And one by one I count them as they slumber in their beds
If you're worried and you can't sleep
Just count your blessings instead of sheep
And you'll fall asleep counting your blessings

If your feeling alone this Christmas, or dragged down by financial worries, marital strife, troubled children or grief. If its taking every bit of your strength just to get out of bed in the morning. If your feeling more like you've been scrooged than blessed. Go watch Emmit Otters Jugband Christmas or Little Women. Go visit Father O'Malley in the Bells of St Mary, or Going My Way. Go spend Christmas with Bing and Rosemary.


Thursday, December 03, 2009

Lost in the in-between

Early December and the temperatures have dropped below zero. The cold is coming in, creeping on soft cat feet across the floor and under my nightgown. I can feel the icy folds of it laying about my shoulders. Its too early for such cold as this. Only 22 more sleeps till Christmas and I haven't even pulled out the tree.

I have entered a phase of deep ambivalence in my life. The world is going on around me and I'm floating somewhere over a vast sky of stars trying not to be afraid, trying not to worry. Trying to relax, let life move on and take me with it where it will. Like the ebb and flow of the tides, I am at the mercy of the moon.

What is this place?
I wake up, I go through the motions of the day. I feed the dogs, I cook the meals, I do the laundry. I knit. I pray. I wish fervently that my mother were here. I kick myself for not listening more, not asking more questions. Not preparing myself for a life without her, when I would be the aging woman. We've traded places she and I. I look in the mirror and I hate the face there. The lines that pull my mouth down to an ugly line. What does Mike call me? Hang dog?

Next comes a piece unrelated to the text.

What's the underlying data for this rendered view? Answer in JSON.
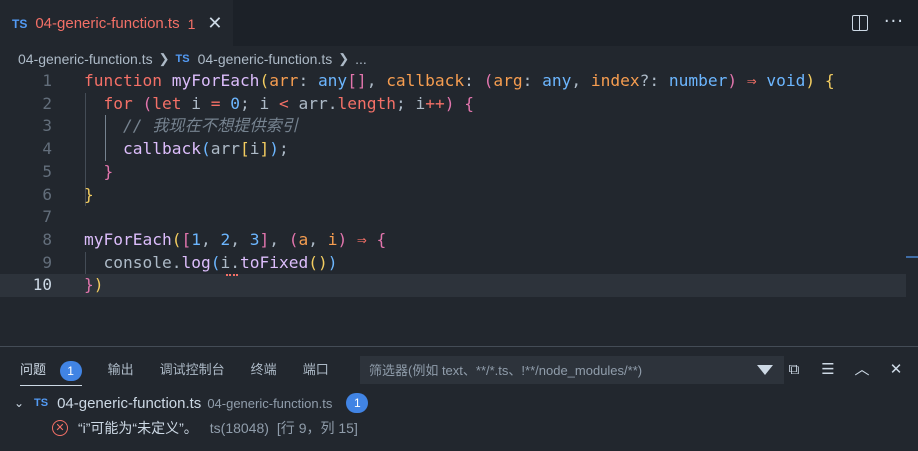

The frown wrinkles deeply embedded between my brows. I look down and see my mother's hands, the hands of a middle aged woman and I weep.

What if I remain in this in-between like the poor girl in The Lovely Bones, unable to move on, unable to let go. What if I wake like Rip Van Winkle, ten or fifteen or twenty years in the future and I have no idea how I got there or what happened in those intervening years?

Where did I go?
I buy cookbooks in an attempt to inspire me to cook. Fabric to inspire me to sew. Books and magazines to inspire me to read, travel, craft. I tear out pictures, recipes, patterns. Bags of wool sit waiting to be spun. Sick of looking at the wheel I have moved it out of sight. Nothing works. Only the knitting is still there and even it has slowed to a snail's pace. It is my anchor to the earth, that line of wool as I float here uncaring, just moving my hands.

Mrs Moon
sitting up in the sky
little old lady
with a ball of fading light
and silvery needles
knitting the night

-Roger McGough

*Roger McGough is a well known English performance poet, born in Litherland in the north of Liverpool. Much travelled and translated, his poetry has gained increasing popularity, especially from its widespread use in schools. A prolific writer, he is twice winner of the Signal Award for best children's poetry book and recipient of the Cholmondeley Award. McGough is an Honorary Fellow of Liverpool John Moores University and an Honorary Professor at Thames Valley University. He has an MA from the University of Northampton.